UA-69298255-2 1.1.3 Failure Theories

# 1.1.3 Failure Theories

March 20, 2020

To be useful, calculated stresses must be compared to material allowables. Material allowable stresses are related to strengths as determined by material uniaxial tensile tests, therefore calculated stresses must also be related to the uniaxial tensile test.

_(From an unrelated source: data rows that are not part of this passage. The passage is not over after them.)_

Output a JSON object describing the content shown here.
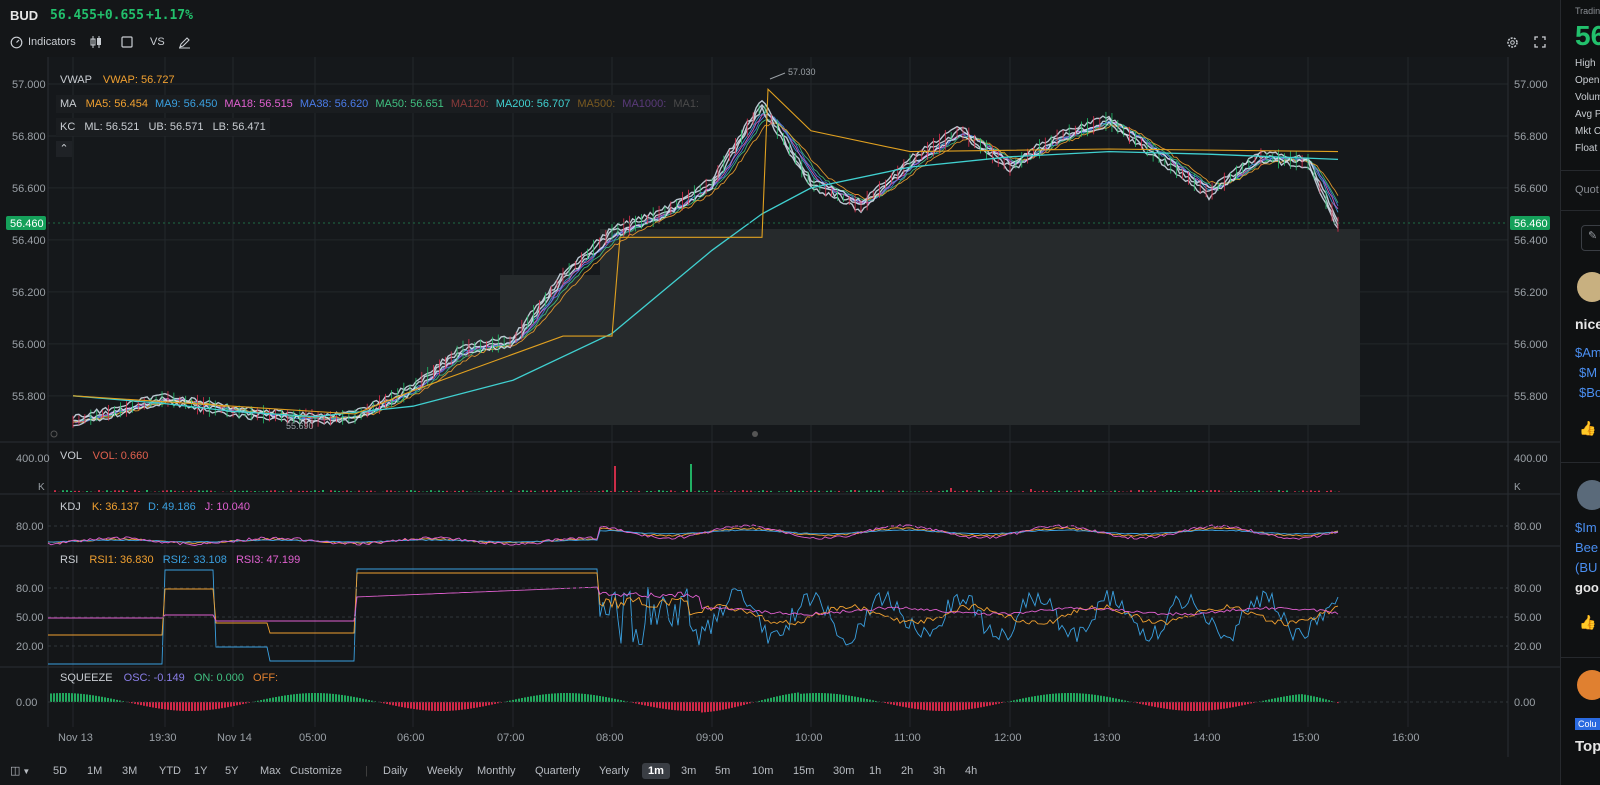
{
  "header": {
    "symbol": "BUD",
    "price": "56.455",
    "change": "+0.655",
    "change_pct": "+1.17%",
    "up_color": "#22c06c",
    "down_color": "#e0304e"
  },
  "toolbar": {
    "indicators_label": "Indicators",
    "vs_label": "VS"
  },
  "overlays": {
    "vwap": {
      "name": "VWAP",
      "text": "VWAP: 56.727"
    },
    "ma": {
      "name": "MA",
      "items": [
        {
          "text": "MA5: 56.454",
          "color": "#f0a030"
        },
        {
          "text": "MA9: 56.450",
          "color": "#3aa0e0"
        },
        {
          "text": "MA18: 56.515",
          "color": "#e060d0"
        },
        {
          "text": "MA38: 56.620",
          "color": "#4a7be8"
        },
        {
          "text": "MA50: 56.651",
          "color": "#40c080"
        },
        {
          "text": "MA120:",
          "color": "#8a3a3a"
        },
        {
          "text": "MA200: 56.707",
          "color": "#40d0d0"
        },
        {
          "text": "MA500:",
          "color": "#7a5a20"
        },
        {
          "text": "MA1000:",
          "color": "#5a3a7a"
        },
        {
          "text": "MA1:",
          "color": "#4a4a4a"
        }
      ]
    },
    "kc": {
      "name": "KC",
      "ml": "ML: 56.521",
      "ub": "UB: 56.571",
      "lb": "LB: 56.471"
    },
    "collapse_icon": "chevron-up-icon"
  },
  "main_axis": {
    "ticks": [
      "57.000",
      "56.800",
      "56.600",
      "56.400",
      "56.200",
      "56.000",
      "55.800"
    ],
    "current_price_tag": "56.460",
    "high_marker": "57.030",
    "low_marker": "55.690"
  },
  "vol_panel": {
    "name": "VOL",
    "value": "VOL: 0.660",
    "tick": "400.00",
    "unit": "K"
  },
  "kdj_panel": {
    "name": "KDJ",
    "k": "K: 36.137",
    "d": "D: 49.186",
    "j": "J: 10.040",
    "tick": "80.00"
  },
  "rsi_panel": {
    "name": "RSI",
    "rsi1": "RSI1: 36.830",
    "rsi2": "RSI2: 33.108",
    "rsi3": "RSI3: 47.199",
    "ticks": [
      "80.00",
      "50.00",
      "20.00"
    ]
  },
  "squeeze_panel": {
    "name": "SQUEEZE",
    "osc": "OSC: -0.149",
    "on": "ON: 0.000",
    "off": "OFF:",
    "tick": "0.00"
  },
  "time_axis": [
    "Nov 13",
    "19:30",
    "Nov 14",
    "05:00",
    "06:00",
    "07:00",
    "08:00",
    "09:00",
    "10:00",
    "11:00",
    "12:00",
    "13:00",
    "14:00",
    "15:00",
    "16:00"
  ],
  "chart_data": {
    "type": "line",
    "title": "BUD",
    "x_labels": [
      "Nov 13",
      "19:30",
      "Nov 14",
      "05:00",
      "06:00",
      "07:00",
      "08:00",
      "09:00",
      "10:00",
      "11:00",
      "12:00",
      "13:00",
      "14:00",
      "15:00",
      "16:00"
    ],
    "ylim": [
      55.68,
      57.05
    ],
    "price_path": [
      [
        "Nov 13",
        55.7
      ],
      [
        "19:30",
        55.79
      ],
      [
        "Nov 14",
        55.74
      ],
      [
        "05:00",
        55.71
      ],
      [
        "05:30",
        55.72
      ],
      [
        "06:00",
        55.83
      ],
      [
        "06:30",
        55.98
      ],
      [
        "07:00",
        56.01
      ],
      [
        "07:30",
        56.26
      ],
      [
        "08:00",
        56.43
      ],
      [
        "08:30",
        56.5
      ],
      [
        "09:00",
        56.62
      ],
      [
        "09:30",
        56.92
      ],
      [
        "10:00",
        56.62
      ],
      [
        "10:30",
        56.53
      ],
      [
        "11:00",
        56.7
      ],
      [
        "11:30",
        56.82
      ],
      [
        "12:00",
        56.68
      ],
      [
        "12:30",
        56.8
      ],
      [
        "13:00",
        56.86
      ],
      [
        "13:30",
        56.72
      ],
      [
        "14:00",
        56.58
      ],
      [
        "14:30",
        56.72
      ],
      [
        "15:00",
        56.7
      ],
      [
        "15:15",
        56.46
      ]
    ],
    "ma200_path": [
      [
        "Nov 13",
        55.8
      ],
      [
        "19:30",
        55.77
      ],
      [
        "Nov 14",
        55.74
      ],
      [
        "05:00",
        55.72
      ],
      [
        "06:00",
        55.76
      ],
      [
        "07:00",
        55.86
      ],
      [
        "08:00",
        56.04
      ],
      [
        "08:30",
        56.2
      ],
      [
        "09:00",
        56.36
      ],
      [
        "09:30",
        56.5
      ],
      [
        "10:00",
        56.6
      ],
      [
        "11:00",
        56.68
      ],
      [
        "12:00",
        56.72
      ],
      [
        "13:00",
        56.74
      ],
      [
        "14:00",
        56.73
      ],
      [
        "15:15",
        56.71
      ]
    ],
    "vwap_path": [
      [
        "Nov 13",
        55.8
      ],
      [
        "Nov 14",
        55.76
      ],
      [
        "05:30",
        55.73
      ],
      [
        "06:00",
        55.82
      ],
      [
        "07:00",
        55.96
      ],
      [
        "07:30",
        56.03
      ],
      [
        "08:00",
        56.03
      ],
      [
        "08:05",
        56.41
      ],
      [
        "09:30",
        56.41
      ],
      [
        "09:35",
        56.98
      ],
      [
        "10:00",
        56.82
      ],
      [
        "11:00",
        56.74
      ],
      [
        "13:00",
        56.75
      ],
      [
        "15:15",
        56.74
      ]
    ]
  },
  "bottom_bar": {
    "ranges": [
      "5D",
      "1M",
      "3M",
      "YTD",
      "1Y",
      "5Y",
      "Max",
      "Customize"
    ],
    "periods": [
      "Daily",
      "Weekly",
      "Monthly",
      "Quarterly",
      "Yearly"
    ],
    "intervals": [
      "1m",
      "3m",
      "5m",
      "10m",
      "15m",
      "30m",
      "1h",
      "2h",
      "3h",
      "4h"
    ],
    "active_interval": "1m"
  },
  "right_panel": {
    "tab_label": "Tradin",
    "big_price": "56",
    "stats": [
      "High",
      "Open",
      "Volum",
      "Avg P",
      "Mkt C",
      "Float"
    ],
    "quote_tab": "Quot",
    "post1_user": "nice",
    "post1_lines": [
      "$Am",
      "$M",
      "$Bo"
    ],
    "post2_lines": [
      "$Im",
      "Bee",
      "(BU",
      "goo"
    ],
    "tag_label": "Colu",
    "post3_title": "Top"
  }
}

This
relationship can be developed by looking at available failure theories.

There are three generally accepted failure theories which may be used to predict the onset
of yielding in a material:

1. 1OCTAHEDRAL SHEAR, or VON MISES THEORY

2. MAXIMUM SHEAR, or TRESCA THEORY

3. MAXIMUM STRESS or RANKINE THEORY

These theories relate failure in an arbitrary three dimensional stress state in a material to failure in a the stress state found in a uniaxial tensile test specimen, since it is that test that is most commonly used to determine the allowable strength of commonly used materials. Failure of a uniaxial tensile test specimen is deemed to occur when plastic deformation occurs; i.e., when the specimen yields.

The three failure theories state:
Octahedral Shear - Von Mises Theory:

"Failure occurs when the octahedral shear stress in a body is equal to the octahedral shear stress at yield in a uniaxial tension test."

The octahedral shear stress is calculated as:

In a uniaxial tensile test specimen at the point of yield:

Therefore the octahedral shear stress in a uniaxial tensile test specimen at failure is calculated as:

Therefore, under the Von Mises theory:

Maximum Shear Stress - Tresca Theory:

"Failure occurs when the maximum shear stress in a body is equal to the maximum shear stress at yield in a uniaxial tension test."

The maximum shear stress is calculated as:

In a uniaxial tensile test specimen at the point of yield:

In a uniaxial tensile test specimen at the point of yield:

Therefore, under the Tresca theory:

Maximum Stress - Rankine Theory

"Failure occurs when the maximum tensile stress in a body is equal to the maximum tensile stress at yield in a uniaxial tension test."

The maximum tensile stress is the largest, positive principal stress, Si. (By definition, S1 is always the largest of the principal stresses.)

In a uniaxial tensile test specimen at the point of yield:

Therefore, under the Rankine theory:

Introduction to Pipe Stress Analysis

Rate UsDon’t love itNot greatGoodGreatLove itRate Us

LITTLE P.ENG. FOR ENGINEERS TRAINING /  Engineering Consultant

3705 Fonda Way #18 Southeast Calgary, T2A 6G9